Work order - Among the entries below, find each line with "title" and show it.

Given data -
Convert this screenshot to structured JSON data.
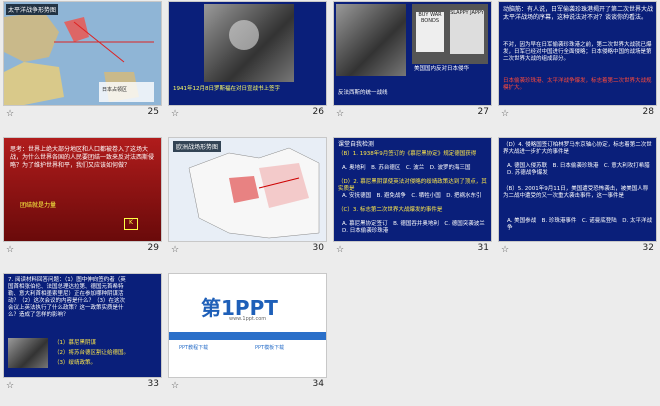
{
  "slides": [
    {
      "num": "25",
      "title": "太平洋战争形势图",
      "legend": "日本占领区"
    },
    {
      "num": "26",
      "caption": "1941年12月8日罗斯福在对日宣战书上签字"
    },
    {
      "num": "27",
      "caption1": "美国国内反对日本侵华",
      "caption2": "反法西斯的统一战线",
      "poster1": "BUY WAR BONDS",
      "poster2": "SLAPPY JAPPY"
    },
    {
      "num": "28",
      "heading": "动脑筋：有人说，日军偷袭珍珠港揭开了第二次世界大战太平洋战场的序幕，这种说法对不对？谈谈你的看法。",
      "body": "不对，因为早在日军偷袭珍珠港之前，第二次世界大战就已爆发，日军已经对中国进行全面侵略；日本侵略中国的战场是第二次世界大战的组成部分。",
      "red": "日本偷袭珍珠港、太平洋战争爆发，标志着第二次世界大战规模扩大。"
    },
    {
      "num": "29",
      "text": "思考：世界上绝大部分地区和人口都被卷入了这场大战，为什么世界各国的人民要团结一致来反对法西斯侵略？为了维护世界和平，我们又应该如何做？",
      "label": "团结就是力量",
      "icon": "K"
    },
    {
      "num": "30",
      "title": "欧洲战场形势图"
    },
    {
      "num": "31",
      "title": "课堂自我检测",
      "q1": "（B）1. 1938年9月签订的《慕尼黑协定》规定德国获得",
      "q1opts": "A. 奥地利　B. 苏台德区　C. 波兰　D. 波罗的海三国",
      "q2": "（D）2. 慕尼黑阴谋使英法对侵略的绥靖政策达到了顶点，其实质是",
      "q2opts": "A. 安抚德国　B. 避免战争　C. 牺牲小国　D. 把祸水东引",
      "q3": "（C）3. 标志第二次世界大战爆发的事件是",
      "q3opts": "A. 慕尼黑协定签订　B. 德国吞并奥地利　C. 德国突袭波兰　D. 日本偷袭珍珠港"
    },
    {
      "num": "32",
      "text": "（D）4. 侵略国签订柏林罗马东京轴心协定，标志着第二次世界大战进一步扩大的事件是",
      "opts": "A. 德国入侵苏联　B. 日本偷袭珍珠港　C. 意大利攻打希腊　D. 苏德战争爆发",
      "q5": "（B）5. 2001年9月11日，美国遭受恐怖袭击，被美国人称为二战中遭受的又一次重大袭击事件，这一事件是",
      "q5opts": "A. 美国参战　B. 珍珠港事件　C. 诺曼底登陆　D. 太平洋战争"
    },
    {
      "num": "33",
      "text": "7. 阅读材料回答问题：（1）图中伸向签约者（英国首相张伯伦、法国总理达拉第、德国元首希特勒、意大利首相墨索里尼）正在参加哪种阴谋活动？（2）这次会议的内容是什么？（3）在这次会议上英法执行了什么政策？这一政策实质是什么？造成了怎样的影响？",
      "answer1": "（1）慕尼黑阴谋",
      "answer2": "（2）将苏台德区割让给德国。",
      "answer3": "（3）绥靖政策。"
    },
    {
      "num": "34",
      "logo": "第1PPT",
      "sub": "www.1ppt.com",
      "b1": "PPT教程下载",
      "b2": "PPT模板下载"
    }
  ]
}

Exercise result -
      "title": "太平洋战争形势图",
      "title": "欧洲战场形势图"
      "title": "课堂自我检测",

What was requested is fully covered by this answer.